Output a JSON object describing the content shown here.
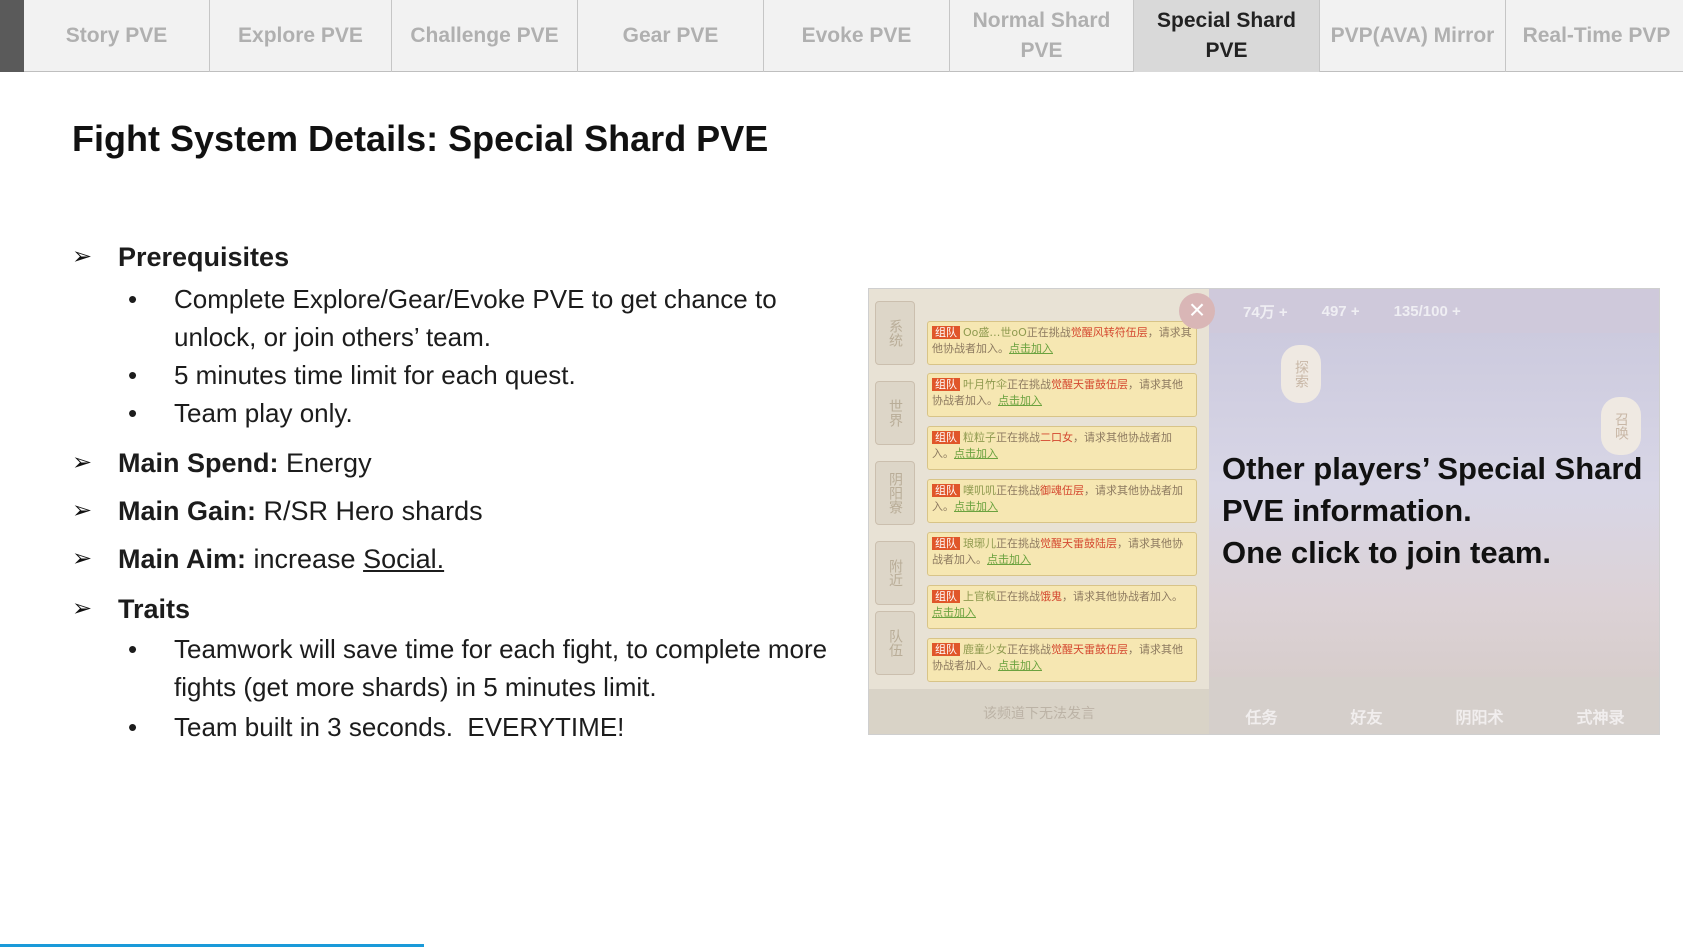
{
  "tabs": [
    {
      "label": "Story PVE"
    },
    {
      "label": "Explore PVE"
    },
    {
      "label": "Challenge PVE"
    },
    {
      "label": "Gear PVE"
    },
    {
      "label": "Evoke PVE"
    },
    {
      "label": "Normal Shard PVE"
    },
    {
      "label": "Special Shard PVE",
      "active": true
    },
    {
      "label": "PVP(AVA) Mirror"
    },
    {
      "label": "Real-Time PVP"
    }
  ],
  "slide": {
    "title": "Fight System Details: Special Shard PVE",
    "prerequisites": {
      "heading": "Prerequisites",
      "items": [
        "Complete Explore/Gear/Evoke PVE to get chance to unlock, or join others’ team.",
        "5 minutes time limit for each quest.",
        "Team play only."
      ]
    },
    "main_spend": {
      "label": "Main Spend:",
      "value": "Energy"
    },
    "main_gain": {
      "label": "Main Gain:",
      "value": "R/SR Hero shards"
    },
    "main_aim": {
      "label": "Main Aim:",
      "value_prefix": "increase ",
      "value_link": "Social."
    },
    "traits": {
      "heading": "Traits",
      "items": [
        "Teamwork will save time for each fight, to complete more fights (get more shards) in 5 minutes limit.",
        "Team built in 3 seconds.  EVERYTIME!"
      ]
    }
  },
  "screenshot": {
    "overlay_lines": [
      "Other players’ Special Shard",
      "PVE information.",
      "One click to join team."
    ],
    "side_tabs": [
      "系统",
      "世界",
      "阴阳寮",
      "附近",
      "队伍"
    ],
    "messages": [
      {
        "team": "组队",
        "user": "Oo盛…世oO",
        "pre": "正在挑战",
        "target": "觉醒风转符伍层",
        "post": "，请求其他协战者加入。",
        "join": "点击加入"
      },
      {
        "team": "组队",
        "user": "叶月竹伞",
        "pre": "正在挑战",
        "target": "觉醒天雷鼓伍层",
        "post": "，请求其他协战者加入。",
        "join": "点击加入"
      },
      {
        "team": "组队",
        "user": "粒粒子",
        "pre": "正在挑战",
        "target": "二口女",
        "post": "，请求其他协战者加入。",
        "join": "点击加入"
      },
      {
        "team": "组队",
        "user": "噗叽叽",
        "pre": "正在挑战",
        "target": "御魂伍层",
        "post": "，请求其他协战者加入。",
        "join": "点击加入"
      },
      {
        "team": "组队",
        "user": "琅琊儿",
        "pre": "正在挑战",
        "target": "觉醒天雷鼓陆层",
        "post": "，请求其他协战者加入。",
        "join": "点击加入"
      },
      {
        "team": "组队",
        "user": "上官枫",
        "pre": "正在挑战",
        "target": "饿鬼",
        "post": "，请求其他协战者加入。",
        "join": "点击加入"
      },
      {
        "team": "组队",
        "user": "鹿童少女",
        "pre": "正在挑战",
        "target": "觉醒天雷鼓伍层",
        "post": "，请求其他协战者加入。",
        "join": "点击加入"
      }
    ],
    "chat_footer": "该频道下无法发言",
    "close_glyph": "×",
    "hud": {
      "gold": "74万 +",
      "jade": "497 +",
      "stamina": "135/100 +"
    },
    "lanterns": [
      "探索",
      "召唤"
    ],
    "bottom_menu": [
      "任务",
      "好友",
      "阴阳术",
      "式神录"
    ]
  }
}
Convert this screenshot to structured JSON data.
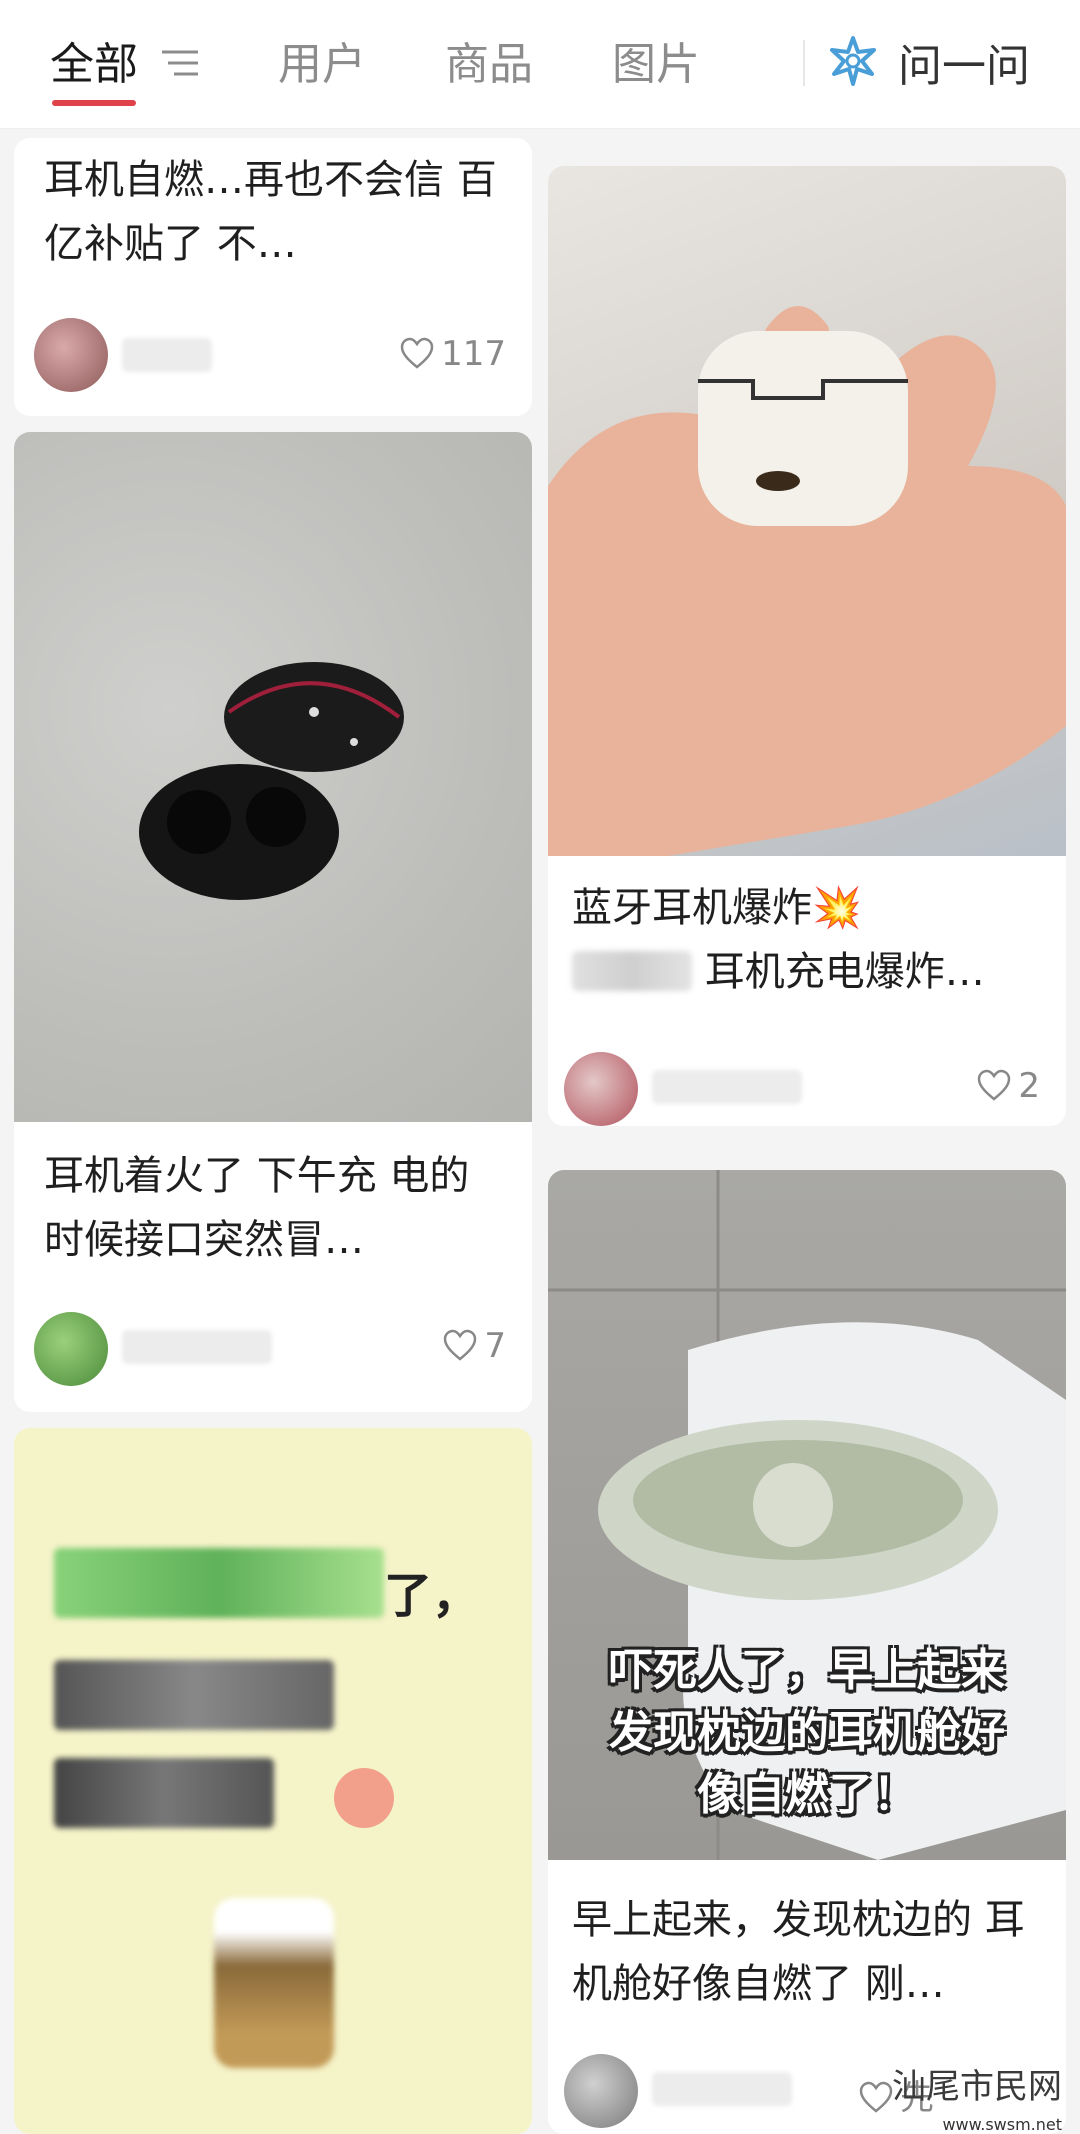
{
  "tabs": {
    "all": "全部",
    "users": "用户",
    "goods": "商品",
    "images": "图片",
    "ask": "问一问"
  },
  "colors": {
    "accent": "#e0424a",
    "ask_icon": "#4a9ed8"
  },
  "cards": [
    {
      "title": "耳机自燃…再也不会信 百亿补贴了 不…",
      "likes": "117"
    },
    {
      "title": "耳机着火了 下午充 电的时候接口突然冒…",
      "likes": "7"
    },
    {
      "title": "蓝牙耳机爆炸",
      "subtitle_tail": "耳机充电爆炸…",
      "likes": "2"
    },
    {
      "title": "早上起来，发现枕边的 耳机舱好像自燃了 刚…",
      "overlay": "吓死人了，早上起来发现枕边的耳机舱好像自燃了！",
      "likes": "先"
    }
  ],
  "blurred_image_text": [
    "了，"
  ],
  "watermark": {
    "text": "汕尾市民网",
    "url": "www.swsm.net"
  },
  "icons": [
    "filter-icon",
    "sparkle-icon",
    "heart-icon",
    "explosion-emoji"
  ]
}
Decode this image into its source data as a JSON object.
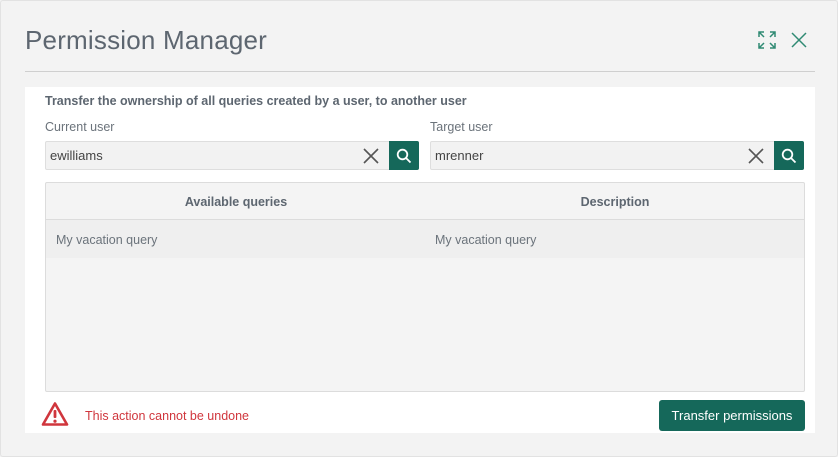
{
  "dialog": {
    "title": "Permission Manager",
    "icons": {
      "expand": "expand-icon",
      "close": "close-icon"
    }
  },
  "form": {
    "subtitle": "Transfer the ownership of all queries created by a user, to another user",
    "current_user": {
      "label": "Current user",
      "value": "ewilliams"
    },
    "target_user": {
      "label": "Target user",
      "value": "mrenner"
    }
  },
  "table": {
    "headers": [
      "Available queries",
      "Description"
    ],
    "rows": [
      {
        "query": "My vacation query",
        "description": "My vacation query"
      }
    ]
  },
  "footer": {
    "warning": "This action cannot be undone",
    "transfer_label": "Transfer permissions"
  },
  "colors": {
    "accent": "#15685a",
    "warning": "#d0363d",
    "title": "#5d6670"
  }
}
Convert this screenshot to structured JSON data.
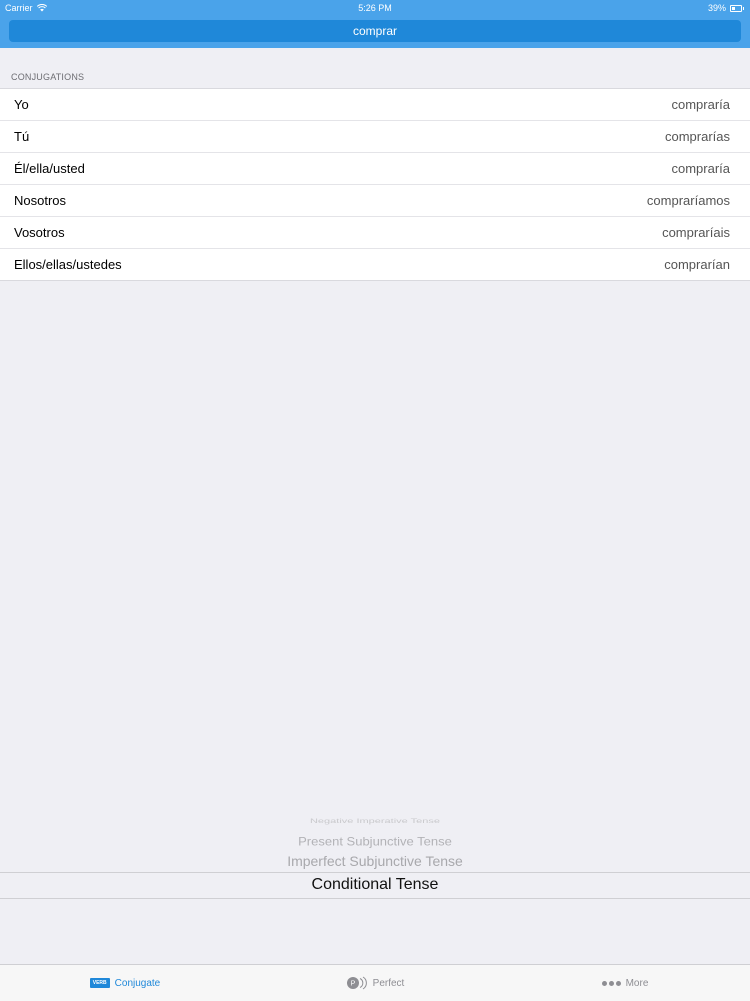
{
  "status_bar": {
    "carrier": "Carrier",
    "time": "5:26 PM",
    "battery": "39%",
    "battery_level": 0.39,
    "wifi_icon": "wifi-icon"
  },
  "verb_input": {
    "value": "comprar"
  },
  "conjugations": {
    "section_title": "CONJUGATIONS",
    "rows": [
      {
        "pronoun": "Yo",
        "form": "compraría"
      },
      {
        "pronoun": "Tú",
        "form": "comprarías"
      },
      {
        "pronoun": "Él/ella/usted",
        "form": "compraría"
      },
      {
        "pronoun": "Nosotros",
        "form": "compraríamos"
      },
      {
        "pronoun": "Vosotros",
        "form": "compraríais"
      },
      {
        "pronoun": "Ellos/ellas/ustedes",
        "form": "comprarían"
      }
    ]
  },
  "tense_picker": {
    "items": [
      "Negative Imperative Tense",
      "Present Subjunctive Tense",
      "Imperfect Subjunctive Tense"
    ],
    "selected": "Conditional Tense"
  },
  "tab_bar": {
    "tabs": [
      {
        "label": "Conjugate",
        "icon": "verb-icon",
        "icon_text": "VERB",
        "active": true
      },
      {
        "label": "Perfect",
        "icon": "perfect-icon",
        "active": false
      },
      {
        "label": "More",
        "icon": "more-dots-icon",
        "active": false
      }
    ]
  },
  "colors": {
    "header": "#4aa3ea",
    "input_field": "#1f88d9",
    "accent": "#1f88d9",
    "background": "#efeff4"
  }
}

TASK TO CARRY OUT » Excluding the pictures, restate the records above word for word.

SOLUTION TO THE EXERCISE »
Output a JSON object describing the content shown here.
{
  "tabs": [
    {
      "label": "Story PVE"
    },
    {
      "label": "Explore PVE"
    },
    {
      "label": "Challenge PVE"
    },
    {
      "label": "Gear PVE"
    },
    {
      "label": "Evoke PVE"
    },
    {
      "label": "Normal Shard PVE"
    },
    {
      "label": "Special Shard PVE",
      "active": true
    },
    {
      "label": "PVP(AVA) Mirror"
    },
    {
      "label": "Real-Time PVP"
    }
  ],
  "slide": {
    "title": "Fight System Details: Special Shard PVE",
    "prerequisites": {
      "heading": "Prerequisites",
      "items": [
        "Complete Explore/Gear/Evoke PVE to get chance to unlock, or join others’ team.",
        "5 minutes time limit for each quest.",
        "Team play only."
      ]
    },
    "main_spend": {
      "label": "Main Spend:",
      "value": "Energy"
    },
    "main_gain": {
      "label": "Main Gain:",
      "value": "R/SR Hero shards"
    },
    "main_aim": {
      "label": "Main Aim:",
      "value_prefix": "increase ",
      "value_link": "Social."
    },
    "traits": {
      "heading": "Traits",
      "items": [
        "Teamwork will save time for each fight, to complete more fights (get more shards) in 5 minutes limit.",
        "Team built in 3 seconds.  EVERYTIME!"
      ]
    }
  },
  "screenshot": {
    "overlay_lines": [
      "Other players’ Special Shard",
      "PVE information.",
      "One click to join team."
    ],
    "side_tabs": [
      "系统",
      "世界",
      "阴阳寮",
      "附近",
      "队伍"
    ],
    "messages": [
      {
        "team": "组队",
        "user": "Oo盛…世oO",
        "pre": "正在挑战",
        "target": "觉醒风转符伍层",
        "post": "，请求其他协战者加入。",
        "join": "点击加入"
      },
      {
        "team": "组队",
        "user": "叶月竹伞",
        "pre": "正在挑战",
        "target": "觉醒天雷鼓伍层",
        "post": "，请求其他协战者加入。",
        "join": "点击加入"
      },
      {
        "team": "组队",
        "user": "粒粒子",
        "pre": "正在挑战",
        "target": "二口女",
        "post": "，请求其他协战者加入。",
        "join": "点击加入"
      },
      {
        "team": "组队",
        "user": "噗叽叽",
        "pre": "正在挑战",
        "target": "御魂伍层",
        "post": "，请求其他协战者加入。",
        "join": "点击加入"
      },
      {
        "team": "组队",
        "user": "琅琊儿",
        "pre": "正在挑战",
        "target": "觉醒天雷鼓陆层",
        "post": "，请求其他协战者加入。",
        "join": "点击加入"
      },
      {
        "team": "组队",
        "user": "上官枫",
        "pre": "正在挑战",
        "target": "饿鬼",
        "post": "，请求其他协战者加入。",
        "join": "点击加入"
      },
      {
        "team": "组队",
        "user": "鹿童少女",
        "pre": "正在挑战",
        "target": "觉醒天雷鼓伍层",
        "post": "，请求其他协战者加入。",
        "join": "点击加入"
      }
    ],
    "chat_footer": "该频道下无法发言",
    "close_glyph": "×",
    "hud": {
      "gold": "74万 +",
      "jade": "497 +",
      "stamina": "135/100 +"
    },
    "lanterns": [
      "探索",
      "召唤"
    ],
    "bottom_menu": [
      "任务",
      "好友",
      "阴阳术",
      "式神录"
    ]
  }
}
Convert this screenshot to structured JSON data.
{
  "tabs": {
    "all": "全部",
    "users": "用户",
    "goods": "商品",
    "images": "图片",
    "ask": "问一问"
  },
  "colors": {
    "accent": "#e0424a",
    "ask_icon": "#4a9ed8"
  },
  "cards": [
    {
      "title": "耳机自燃…再也不会信 百亿补贴了 不…",
      "likes": "117"
    },
    {
      "title": "耳机着火了 下午充 电的时候接口突然冒…",
      "likes": "7"
    },
    {
      "title": "蓝牙耳机爆炸",
      "subtitle_tail": "耳机充电爆炸…",
      "likes": "2"
    },
    {
      "title": "早上起来，发现枕边的 耳机舱好像自燃了 刚…",
      "overlay": "吓死人了，早上起来发现枕边的耳机舱好像自燃了！",
      "likes": "先"
    }
  ],
  "blurred_image_text": [
    "了，"
  ],
  "watermark": {
    "text": "汕尾市民网",
    "url": "www.swsm.net"
  },
  "icons": [
    "filter-icon",
    "sparkle-icon",
    "heart-icon",
    "explosion-emoji"
  ]
}
Decode this image into its source data as a JSON object.
{
  "dialog": {
    "title": "Permission Manager",
    "icons": {
      "expand": "expand-icon",
      "close": "close-icon"
    }
  },
  "form": {
    "subtitle": "Transfer the ownership of all queries created by a user, to another user",
    "current_user": {
      "label": "Current user",
      "value": "ewilliams"
    },
    "target_user": {
      "label": "Target user",
      "value": "mrenner"
    }
  },
  "table": {
    "headers": [
      "Available queries",
      "Description"
    ],
    "rows": [
      {
        "query": "My vacation query",
        "description": "My vacation query"
      }
    ]
  },
  "footer": {
    "warning": "This action cannot be undone",
    "transfer_label": "Transfer permissions"
  },
  "colors": {
    "accent": "#15685a",
    "warning": "#d0363d",
    "title": "#5d6670"
  }
}
Convert this screenshot to structured JSON data.
{
  "status_bar": {
    "carrier": "Carrier",
    "time": "5:26 PM",
    "battery": "39%",
    "battery_level": 0.39,
    "wifi_icon": "wifi-icon"
  },
  "verb_input": {
    "value": "comprar"
  },
  "conjugations": {
    "section_title": "CONJUGATIONS",
    "rows": [
      {
        "pronoun": "Yo",
        "form": "compraría"
      },
      {
        "pronoun": "Tú",
        "form": "comprarías"
      },
      {
        "pronoun": "Él/ella/usted",
        "form": "compraría"
      },
      {
        "pronoun": "Nosotros",
        "form": "compraríamos"
      },
      {
        "pronoun": "Vosotros",
        "form": "compraríais"
      },
      {
        "pronoun": "Ellos/ellas/ustedes",
        "form": "comprarían"
      }
    ]
  },
  "tense_picker": {
    "items": [
      "Negative Imperative Tense",
      "Present Subjunctive Tense",
      "Imperfect Subjunctive Tense"
    ],
    "selected": "Conditional Tense"
  },
  "tab_bar": {
    "tabs": [
      {
        "label": "Conjugate",
        "icon": "verb-icon",
        "icon_text": "VERB",
        "active": true
      },
      {
        "label": "Perfect",
        "icon": "perfect-icon",
        "active": false
      },
      {
        "label": "More",
        "icon": "more-dots-icon",
        "active": false
      }
    ]
  },
  "colors": {
    "header": "#4aa3ea",
    "input_field": "#1f88d9",
    "accent": "#1f88d9",
    "background": "#efeff4"
  }
}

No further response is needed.